The “I’m Just Doing My Job in the Adversarial System” Argument is wrong.

The main argument, according to most proponents, appeals to the role of a lawyer in an adversarial justice system. It is simply the job of a lawyer to represent his client’s interests, regardless of where he believes true justice in the given case lies. If one is unable or unwilling to perform this function, then one has no business being a lawyer (or perhaps one is qualified only to serve as a prosecutor).

By themselves, however, observations about the responsibilities attached to a particular job carry little weight. It is equally true that it is the job of a mafia hit man to murder those whom the Boss targets for elimination, and that those who are unwilling to do this have no business being hit men. But this does nothing to justify murders carried out by hit men. If a particular job description includes activities that we are antecedently convinced are morally wrong, the mere introduction of employment opportunities for people who perform those actions will do nothing to render them permissible; normally, it will simply mark the jobs in question as immoral jobs.

Lawyers should not have “faith in the justice system”:

No doubt, the system usually works as intended, to punish the guilty and acquit the innocent. But there are cases in which it fails, and a lawyer can certainly be justified in suspecting that he is presently involved in such a case. This might occur, for instance, because the lawyer is privy to incriminating evidence of which the prosecution is ignorant, because the lawyer is in a position to take advantage of emotional reactions or other prejudices of the jury, or simply because the lawyer is more skilled than his counterpart on the opposite side. Of particular import, it is certainly possible, and must happen fairly often, that a lawyer is justified in attaching a nontrivial credence to the proposition that his own zealous advocacy will prove a key factor in enabling injustice to prevail.

The Rule Utilitarian case for unjust advocacy fails on its own terms:

[I]t is not at all obvious that rule consequentialism favors Devil’s Advocacy, because it is far from obvious that the rule whereby defense attorneys ignore justice in the pursuit of client interests really has the best social consequences. This is commonly asserted but rarely argued for. Consider an alternative rule whereby defense attorneys pursue their clients’ interests only to the extent that they (the attorneys) believe is consistent with the requirements of justice. Why, exactly, would this be worse than the status quo?
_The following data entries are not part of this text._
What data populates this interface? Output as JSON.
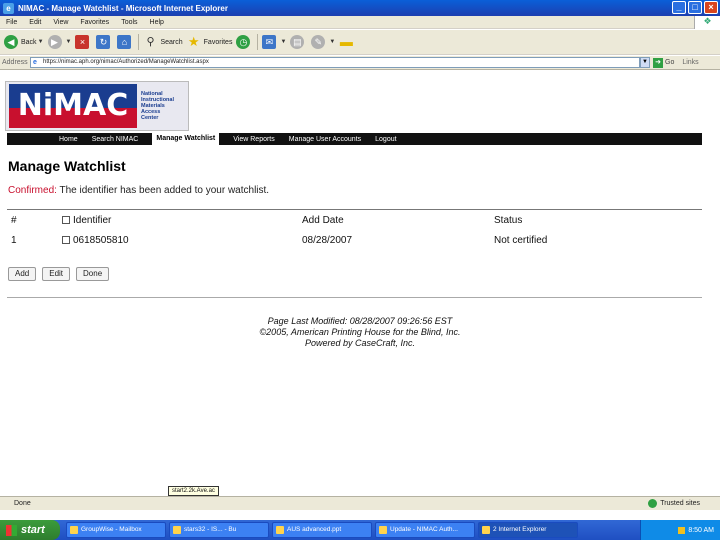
{
  "window": {
    "title": "NIMAC - Manage Watchlist - Microsoft Internet Explorer",
    "icon_letter": "e",
    "buttons": [
      "_",
      "□",
      "×"
    ]
  },
  "menubar": [
    "File",
    "Edit",
    "View",
    "Favorites",
    "Tools",
    "Help"
  ],
  "toolbar": {
    "back": "Back",
    "search": "Search",
    "favorites": "Favorites"
  },
  "addressbar": {
    "label": "Address",
    "url": "https://nimac.aph.org/nimac/Authorized/ManageWatchlist.aspx",
    "go": "Go",
    "links": "Links"
  },
  "logo": {
    "mark": "NiMAC",
    "text_lines": [
      "National",
      "Instructional",
      "Materials",
      "Access",
      "Center"
    ]
  },
  "nav": {
    "items": [
      "Home",
      "Search NIMAC",
      "Manage Watchlist",
      "View Reports",
      "Manage User Accounts",
      "Logout"
    ],
    "active": "Manage Watchlist"
  },
  "main": {
    "title": "Manage Watchlist",
    "confirm_label": "Confirmed:",
    "confirm_text": "The identifier has been added to your watchlist.",
    "table": {
      "headers": [
        "#",
        "Identifier",
        "Add Date",
        "Status"
      ],
      "rows": [
        {
          "num": "1",
          "identifier": "0618505810",
          "date": "08/28/2007",
          "status": "Not certified"
        }
      ]
    },
    "buttons": [
      "Add",
      "Edit",
      "Done"
    ]
  },
  "footer": {
    "line1": "Page Last Modified: 08/28/2007 09:26:56 EST",
    "line2": "©2005, American Printing House for the Blind, Inc.",
    "line3": "Powered by CaseCraft, Inc."
  },
  "statusbar": {
    "text": "Done",
    "zone": "Trusted sites",
    "tooltip": "start2.2k.Ave.ac"
  },
  "taskbar": {
    "start": "start",
    "tasks": [
      "GroupWise - Mailbox",
      "stars32 - IS... - Bu",
      "AUS advanced.ppt",
      "Update - NIMAC Auth...",
      "2 Internet Explorer"
    ],
    "active_task": 4,
    "clock": "8:50 AM"
  }
}
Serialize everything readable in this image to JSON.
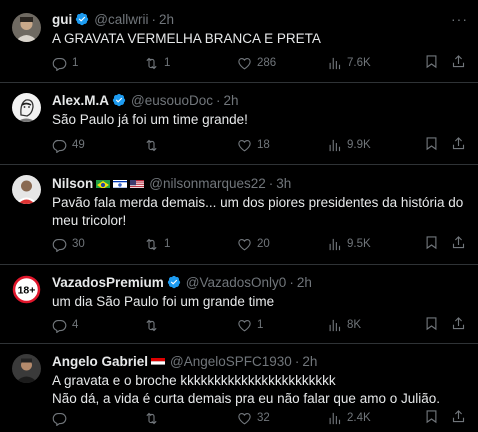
{
  "tweets": [
    {
      "name": "gui",
      "handle": "@callwrii",
      "time": "2h",
      "text": "A GRAVATA VERMELHA BRANCA E PRETA",
      "replies": "1",
      "retweets": "1",
      "likes": "286",
      "views": "7.6K",
      "verified": true,
      "flags": [],
      "avatar": "person-photo"
    },
    {
      "name": "Alex.M.A",
      "handle": "@eusouoDoc",
      "time": "2h",
      "text": "São Paulo já foi um time grande!",
      "replies": "49",
      "retweets": "",
      "likes": "18",
      "views": "9.9K",
      "verified": true,
      "flags": [],
      "avatar": "sketch-portrait"
    },
    {
      "name": "Nilson",
      "handle": "@nilsonmarques22",
      "time": "3h",
      "text": "Pavão fala merda demais... um dos piores presidentes da história do meu tricolor!",
      "replies": "30",
      "retweets": "1",
      "likes": "20",
      "views": "9.5K",
      "verified": false,
      "flags": [
        "brazil-flag",
        "israel-flag",
        "usa-flag"
      ],
      "avatar": "person-photo"
    },
    {
      "name": "VazadosPremium",
      "handle": "@VazadosOnly0",
      "time": "2h",
      "text": "um dia São Paulo foi um grande time",
      "replies": "4",
      "retweets": "",
      "likes": "1",
      "views": "8K",
      "verified": true,
      "flags": [],
      "avatar": "18-plus-badge",
      "avatar_label": "18+"
    },
    {
      "name": "Angelo Gabriel",
      "handle": "@AngeloSPFC1930",
      "time": "2h",
      "text": "A gravata e o broche kkkkkkkkkkkkkkkkkkkkkkk\nNão dá, a vida é curta demais pra eu não falar que amo o Julião.",
      "replies": "",
      "retweets": "",
      "likes": "32",
      "views": "2.4K",
      "verified": false,
      "flags": [
        "sao-paulo-fc-flag"
      ],
      "avatar": "person-photo"
    }
  ],
  "colors": {
    "background": "#000000",
    "text": "#e7e9ea",
    "muted": "#71767b",
    "verified": "#1d9bf0",
    "divider": "#2f3336"
  }
}
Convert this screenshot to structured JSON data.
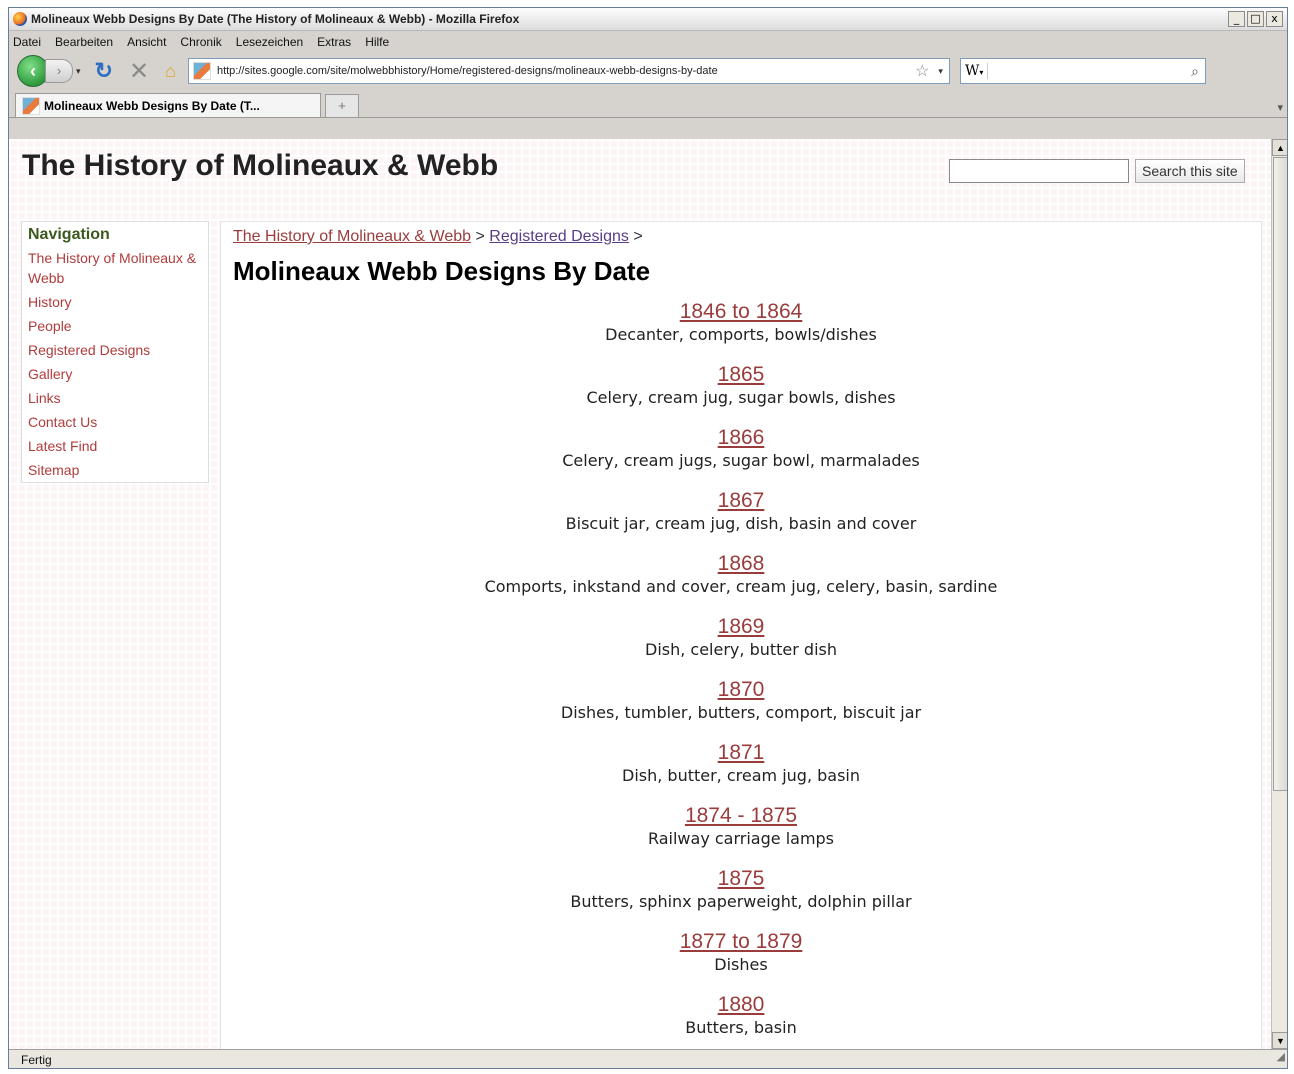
{
  "window": {
    "title": "Molineaux Webb Designs By Date (The History of Molineaux & Webb) - Mozilla Firefox",
    "controls": {
      "minimize": "_",
      "maximize": "□",
      "close": "x"
    }
  },
  "menubar": [
    "Datei",
    "Bearbeiten",
    "Ansicht",
    "Chronik",
    "Lesezeichen",
    "Extras",
    "Hilfe"
  ],
  "navbar": {
    "url": "http://sites.google.com/site/molwebbhistory/Home/registered-designs/molineaux-webb-designs-by-date",
    "search_engine": "W"
  },
  "tabs": [
    {
      "label": "Molineaux Webb Designs By Date (T..."
    }
  ],
  "site": {
    "title": "The History of Molineaux & Webb",
    "search_button": "Search this site"
  },
  "sidebar": {
    "heading": "Navigation",
    "items": [
      {
        "label": "The History of Molineaux & Webb"
      },
      {
        "label": "History"
      },
      {
        "label": "People"
      },
      {
        "label": "Registered Designs"
      },
      {
        "label": "Gallery"
      },
      {
        "label": "Links"
      },
      {
        "label": "Contact Us"
      },
      {
        "label": "Latest Find"
      },
      {
        "label": "Sitemap"
      }
    ]
  },
  "breadcrumb": {
    "items": [
      "The History of Molineaux & Webb",
      "Registered Designs"
    ],
    "separator": ">"
  },
  "page_title": "Molineaux Webb Designs By Date",
  "designs": [
    {
      "period": "1846 to 1864",
      "description": "Decanter, comports, bowls/dishes"
    },
    {
      "period": "1865",
      "description": "Celery, cream jug, sugar bowls, dishes"
    },
    {
      "period": "1866",
      "description": "Celery, cream jugs, sugar bowl, marmalades"
    },
    {
      "period": "1867",
      "description": "Biscuit jar, cream jug, dish, basin and cover"
    },
    {
      "period": "1868",
      "description": "Comports, inkstand and cover, cream jug, celery, basin, sardine"
    },
    {
      "period": "1869",
      "description": "Dish, celery, butter dish"
    },
    {
      "period": "1870",
      "description": "Dishes, tumbler, butters, comport, biscuit jar"
    },
    {
      "period": "1871",
      "description": "Dish, butter, cream jug, basin"
    },
    {
      "period": "1874 - 1875",
      "description": "Railway carriage lamps"
    },
    {
      "period": "1875",
      "description": "Butters, sphinx paperweight, dolphin pillar"
    },
    {
      "period": "1877 to 1879",
      "description": "Dishes"
    },
    {
      "period": "1880",
      "description": "Butters, basin"
    }
  ],
  "statusbar": {
    "text": "Fertig"
  }
}
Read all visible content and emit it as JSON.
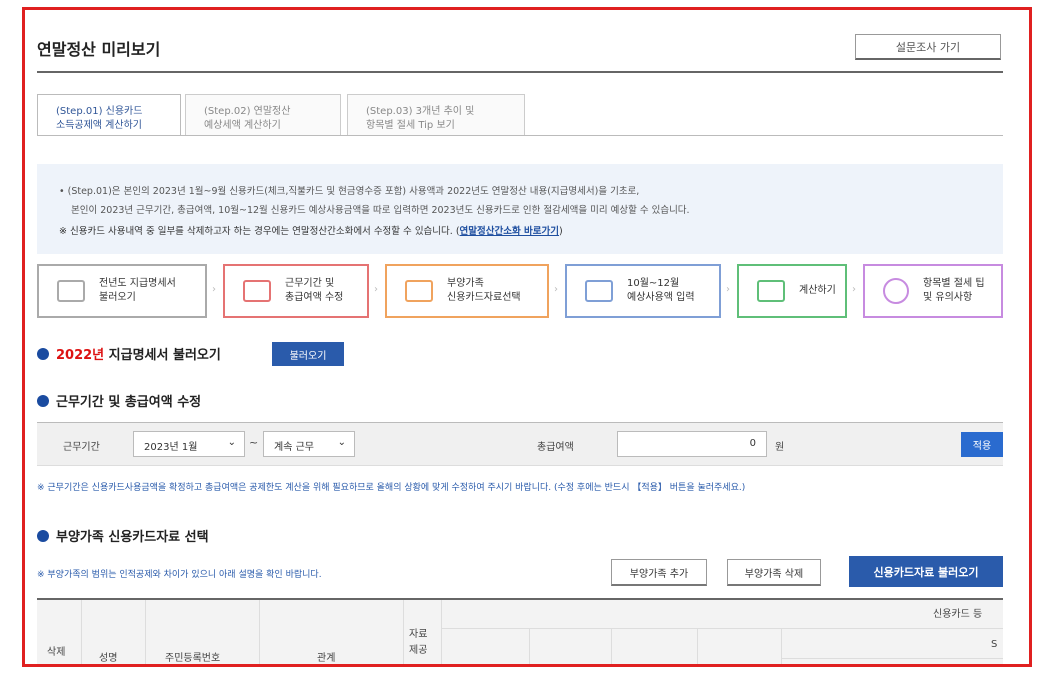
{
  "title": "연말정산 미리보기",
  "survey_button": "설문조사 가기",
  "tabs": [
    {
      "line1": "(Step.01) 신용카드",
      "line2": "소득공제액 계산하기"
    },
    {
      "line1": "(Step.02) 연말정산",
      "line2": "예상세액 계산하기"
    },
    {
      "line1": "(Step.03) 3개년 추이 및",
      "line2": "항목별 절세 Tip 보기"
    }
  ],
  "info": {
    "line1": "• (Step.01)은 본인의 2023년 1월~9월 신용카드(체크,직불카드 및 현금영수증 포함) 사용액과 2022년도 연말정산 내용(지급명세서)을 기초로,",
    "line2": "본인이 2023년 근무기간, 총급여액, 10월~12월 신용카드 예상사용금액을 따로 입력하면 2023년도 신용카드로 인한 절감세액을 미리 예상할 수 있습니다.",
    "line3_prefix": "※ 신용카드 사용내역 중 일부를 삭제하고자 하는 경우에는 연말정산간소화에서 수정할 수 있습니다. (",
    "line3_link": "연말정산간소화 바로가기",
    "line3_suffix": ")"
  },
  "steps": [
    {
      "line1": "전년도 지급명세서",
      "line2": "불러오기",
      "icon": "document-icon",
      "color": "#aaaaaa"
    },
    {
      "line1": "근무기간 및",
      "line2": "총급여액 수정",
      "icon": "calendar-icon",
      "color": "#e57373"
    },
    {
      "line1": "부양가족",
      "line2": "신용카드자료선택",
      "icon": "monitor-icon",
      "color": "#f0a35e"
    },
    {
      "line1": "10월~12월",
      "line2": "예상사용액 입력",
      "icon": "card-icon",
      "color": "#7f9fd6"
    },
    {
      "line1": "계산하기",
      "line2": "",
      "icon": "calculator-icon",
      "color": "#5fbf78"
    },
    {
      "line1": "항목별 절세 팁",
      "line2": "및 유의사항",
      "icon": "tip-icon",
      "color": "#c78be0"
    }
  ],
  "section1": {
    "year": "2022년",
    "title": " 지급명세서 불러오기",
    "button": "불러오기"
  },
  "section2": {
    "title": "근무기간 및 총급여액 수정",
    "period_label": "근무기간",
    "start": "2023년 1월",
    "tilde": "~",
    "end": "계속 근무",
    "total_label": "총급여액",
    "total_value": "0",
    "unit": "원",
    "apply": "적용",
    "note": "※ 근무기간은 신용카드사용금액을 확정하고 총급여액은 공제한도 계산을 위해 필요하므로 올해의 상황에 맞게 수정하여 주시기 바랍니다. (수정 후에는 반드시 【적용】 버튼을 눌러주세요.)"
  },
  "section3": {
    "title": "부양가족 신용카드자료 선택",
    "note": "※ 부양가족의 범위는 인적공제와 차이가 있으니 아래 설명을 확인 바랍니다.",
    "add_button": "부양가족 추가",
    "delete_button": "부양가족 삭제",
    "load_button": "신용카드자료 불러오기"
  },
  "table": {
    "delete": "삭제",
    "name": "성명",
    "rrn": "주민등록번호",
    "relation": "관계",
    "provide_l1": "자료",
    "provide_l2": "제공",
    "card_group": "신용카드 등",
    "sub_s": "S"
  }
}
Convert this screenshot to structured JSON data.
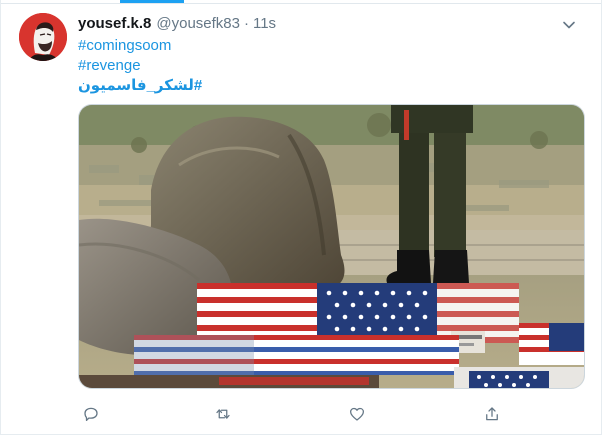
{
  "tweet": {
    "display_name": "yousef.k.8",
    "handle": "@yousefk83",
    "separator": "·",
    "time": "11s",
    "hashtags": [
      "#comingsoom",
      "#revenge",
      "#لشكر_فاسميون"
    ]
  },
  "icons": {
    "more": "chevron-down-icon",
    "reply": "reply-icon",
    "retweet": "retweet-icon",
    "like": "heart-icon",
    "share": "share-icon"
  },
  "colors": {
    "link": "#1b95e0",
    "name": "#14171a",
    "muted": "#657786",
    "avatar_bg": "#d8342e",
    "accent": "#1da1f2"
  }
}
Does this mean lawyers should never defend clients they believe to be guilty?  No.  Defending the probably-guilty is morally acceptable in two kinds of situations.

First… there are cases in which outcome A has a higher probability of being unjust than outcome B, but in which if outcome B is unjust, it is more unjust than outcome A would be. For example, if a defendant is 75% likely to be guilty, then there is a 75% probability that acquittal of that defendant would be an unjust outcome, and only a 25% probability that conviction would be unjust. However, conviction of the innocent is much more unjust than acquittal of the guilty. Because of this, it is ethically justifiable to attempt to secure acquittal for such a defendant. This point applies as long as the lawyer has reasonable doubts as to the guilt of his client.

Second… even the guilty have rights; it is therefore ethically justifiable for a lawyer to represent a client for the purpose of protecting that client’s rights, even if he is certain the client is guilty. The lawyer may seek to prevent overpunishment or other mistreatment of the defendant. In some cases, where the expected punishment for a crime is excessive, it may be less unjust for the defendant to be acquitted than for the defendant to be convicted, even though the defendant is guilty.

Defending clients guilty of breaking unjust laws naturally falls under the second heading, since the appropriate punishment for breaking an unjust law is no punishment at all.